The common ancestor in today’s study probably isn’t the first, said Jennifer Hughes, a researcher with the Whitehead Institute for Biomedical Research in Cambridge, Massachusetts. Rather, he’s one of probably thousands of very successful and very lucky fathers, whose offspring were also successful. He just happens to be easy to track, thanks to the qualities of these portions of DNA, Hughes said in a telephone interview.
The study had the largest number of Y chromosomes anyone has sequenced so far, she said.
Chromosomes are composed of DNA tightly wound around proteins that provide structure. Humans have 23 chromosomes, including two sex chromosomes, X and Y. Women carry two X chromosomes, while men carry an X and a Y.
Ordinarily, during reproduction, DNA strands break apart and rejoin in order to produce genetic variation, creating sequences in offspring that weren’t present in parents. However, the Y chromosome contains the longest stretch of genes that don’t recombine in the entire human genome. This is despite the fact that the Y chromosome changed “a huge amount” over recent evolutionary history, Bustamante said.

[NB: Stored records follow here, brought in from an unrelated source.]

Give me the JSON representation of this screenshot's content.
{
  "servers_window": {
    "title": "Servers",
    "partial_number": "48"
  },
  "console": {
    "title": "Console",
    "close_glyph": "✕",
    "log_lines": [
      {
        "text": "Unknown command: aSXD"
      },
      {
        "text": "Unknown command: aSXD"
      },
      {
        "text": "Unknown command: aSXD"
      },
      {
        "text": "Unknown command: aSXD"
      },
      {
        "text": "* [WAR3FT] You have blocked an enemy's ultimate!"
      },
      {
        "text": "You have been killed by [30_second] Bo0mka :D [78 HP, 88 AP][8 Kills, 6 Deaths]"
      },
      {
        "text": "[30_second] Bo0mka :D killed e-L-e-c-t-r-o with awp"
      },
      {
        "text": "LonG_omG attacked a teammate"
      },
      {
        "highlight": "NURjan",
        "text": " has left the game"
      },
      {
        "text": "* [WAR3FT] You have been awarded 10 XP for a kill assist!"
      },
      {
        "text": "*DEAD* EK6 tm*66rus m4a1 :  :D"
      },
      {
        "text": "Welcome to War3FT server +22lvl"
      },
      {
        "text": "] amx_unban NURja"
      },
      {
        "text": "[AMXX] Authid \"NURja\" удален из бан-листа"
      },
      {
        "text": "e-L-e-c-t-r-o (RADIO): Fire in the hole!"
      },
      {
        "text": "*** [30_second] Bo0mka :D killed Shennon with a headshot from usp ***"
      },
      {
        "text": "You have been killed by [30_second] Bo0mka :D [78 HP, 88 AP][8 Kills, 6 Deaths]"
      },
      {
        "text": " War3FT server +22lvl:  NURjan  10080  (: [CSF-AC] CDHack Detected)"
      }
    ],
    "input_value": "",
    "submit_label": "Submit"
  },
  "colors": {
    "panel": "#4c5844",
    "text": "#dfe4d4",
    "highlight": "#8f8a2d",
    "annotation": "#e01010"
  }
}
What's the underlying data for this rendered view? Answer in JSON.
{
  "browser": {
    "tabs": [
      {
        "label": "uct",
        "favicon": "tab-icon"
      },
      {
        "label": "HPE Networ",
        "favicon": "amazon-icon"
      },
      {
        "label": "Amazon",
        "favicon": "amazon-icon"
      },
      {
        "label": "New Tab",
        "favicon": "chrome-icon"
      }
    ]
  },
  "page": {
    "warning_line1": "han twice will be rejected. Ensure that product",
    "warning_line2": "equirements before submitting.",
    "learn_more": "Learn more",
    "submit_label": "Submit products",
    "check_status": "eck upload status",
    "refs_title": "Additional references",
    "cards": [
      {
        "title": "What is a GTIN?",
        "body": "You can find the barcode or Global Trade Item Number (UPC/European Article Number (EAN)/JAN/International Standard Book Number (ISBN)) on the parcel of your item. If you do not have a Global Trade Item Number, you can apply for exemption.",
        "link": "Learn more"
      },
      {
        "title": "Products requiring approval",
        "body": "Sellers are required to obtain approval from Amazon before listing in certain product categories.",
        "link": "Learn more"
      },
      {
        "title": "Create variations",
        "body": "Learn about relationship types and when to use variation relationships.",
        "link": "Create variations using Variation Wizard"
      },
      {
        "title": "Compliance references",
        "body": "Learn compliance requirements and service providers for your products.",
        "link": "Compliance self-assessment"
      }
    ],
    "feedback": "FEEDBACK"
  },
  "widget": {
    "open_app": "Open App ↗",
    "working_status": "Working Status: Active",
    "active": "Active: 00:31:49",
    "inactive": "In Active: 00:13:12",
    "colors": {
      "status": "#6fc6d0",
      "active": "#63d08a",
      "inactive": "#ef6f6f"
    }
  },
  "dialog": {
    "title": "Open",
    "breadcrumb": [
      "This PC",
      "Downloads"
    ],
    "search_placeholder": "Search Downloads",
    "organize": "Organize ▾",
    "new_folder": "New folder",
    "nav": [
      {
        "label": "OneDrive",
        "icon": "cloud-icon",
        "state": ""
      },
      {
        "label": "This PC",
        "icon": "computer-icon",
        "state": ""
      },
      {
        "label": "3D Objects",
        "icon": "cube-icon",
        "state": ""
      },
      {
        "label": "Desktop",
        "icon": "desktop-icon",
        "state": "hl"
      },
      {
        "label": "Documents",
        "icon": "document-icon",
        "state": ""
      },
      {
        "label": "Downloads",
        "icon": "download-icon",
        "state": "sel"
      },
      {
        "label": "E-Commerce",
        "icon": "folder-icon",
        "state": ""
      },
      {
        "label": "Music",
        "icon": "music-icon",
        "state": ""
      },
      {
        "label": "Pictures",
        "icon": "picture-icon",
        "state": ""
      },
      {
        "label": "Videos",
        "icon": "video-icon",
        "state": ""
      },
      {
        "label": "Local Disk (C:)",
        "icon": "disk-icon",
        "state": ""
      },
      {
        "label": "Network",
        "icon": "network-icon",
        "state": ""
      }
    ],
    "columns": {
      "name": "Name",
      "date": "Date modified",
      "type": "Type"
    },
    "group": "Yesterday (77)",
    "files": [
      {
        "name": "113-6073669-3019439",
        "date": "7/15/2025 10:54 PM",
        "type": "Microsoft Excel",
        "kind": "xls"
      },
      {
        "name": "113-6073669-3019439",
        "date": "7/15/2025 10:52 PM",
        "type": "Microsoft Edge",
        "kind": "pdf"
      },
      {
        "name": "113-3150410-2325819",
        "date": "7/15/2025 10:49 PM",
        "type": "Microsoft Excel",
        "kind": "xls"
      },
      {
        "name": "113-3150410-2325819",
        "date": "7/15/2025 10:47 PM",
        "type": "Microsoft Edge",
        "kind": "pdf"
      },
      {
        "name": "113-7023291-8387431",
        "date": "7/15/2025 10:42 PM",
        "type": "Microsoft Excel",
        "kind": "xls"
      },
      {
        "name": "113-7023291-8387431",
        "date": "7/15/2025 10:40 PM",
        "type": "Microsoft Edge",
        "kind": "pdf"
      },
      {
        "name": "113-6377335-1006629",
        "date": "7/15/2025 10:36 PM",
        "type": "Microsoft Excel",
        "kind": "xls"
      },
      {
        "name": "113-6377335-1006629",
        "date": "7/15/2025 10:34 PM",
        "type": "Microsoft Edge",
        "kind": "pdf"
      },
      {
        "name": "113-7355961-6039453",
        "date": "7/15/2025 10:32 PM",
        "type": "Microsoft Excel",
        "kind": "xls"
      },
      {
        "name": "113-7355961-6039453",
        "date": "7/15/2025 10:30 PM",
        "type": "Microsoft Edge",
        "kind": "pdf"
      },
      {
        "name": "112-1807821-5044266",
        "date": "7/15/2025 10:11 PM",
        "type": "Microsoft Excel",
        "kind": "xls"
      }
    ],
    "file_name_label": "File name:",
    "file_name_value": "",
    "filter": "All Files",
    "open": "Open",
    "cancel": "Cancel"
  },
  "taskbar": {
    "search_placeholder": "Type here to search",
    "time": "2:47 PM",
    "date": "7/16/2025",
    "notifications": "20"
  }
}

Previous research has shown that the Y chromosome used to contain 800 genes 200 million years ago. It’s since shrunk to only 30, though that number has remained stable for the last 25 million years, according to Hughes’s research, which was published in the journal Nature in February 2012.
Since much of the Y doesn’t exchange genetic material with other chromosomes, it’s easier to use to trace common ancestries, according to Bustamante’s paper.
The study used the DNA of individuals from Namibia, the Democratic Republic of Congo, Gabon, Algeria, Pakistan, Cambodia, Siberia and Mexico.
In order to estimate the yearly rate of mutations, Bustamante’s group used a known event: the settlement of the Americas, which occurred 15,000 years ago. Mutations shared by Native Americans must have existed prior to ancestral migration; those that vary must have occurred after.
What’s more, the full Y chromosome data showed ancient branches on the family tree of which Adam is the root, revealing how quickly mutations sprung up and spread throughout the population. The differences in the non-recombining DNA can be used to trace genetic diversity. People who have the same genes in the same places are sorted into what are called haplogroups.
Mitochondrial DNA, like portions of the Y chromosome, is also passed from mothers to offspring without shuffles. That makes it possible to track the foremother of most current humans.
Despite the Adam and Eve nicknames, the two most likely didn’t coexist, Bustamante said. There were other people around when Adam and Eve were alive; these two were simply the most successful at producing surviving offspring.
The relatively few amount of changes make the Y chromosome an excellent way of measuring human migration across the globe, Bustamante said. His group works frequently in Latin America, and Y chromosome data may help distinguish migration events there, he said. More research should also be done in Africa, as that continent has the longest history of human inhabitation, and is relatively understudied.
“It’s interesting when you think something is solved and the question is dead, and then you get more information and it upends itself,” Bustamante said.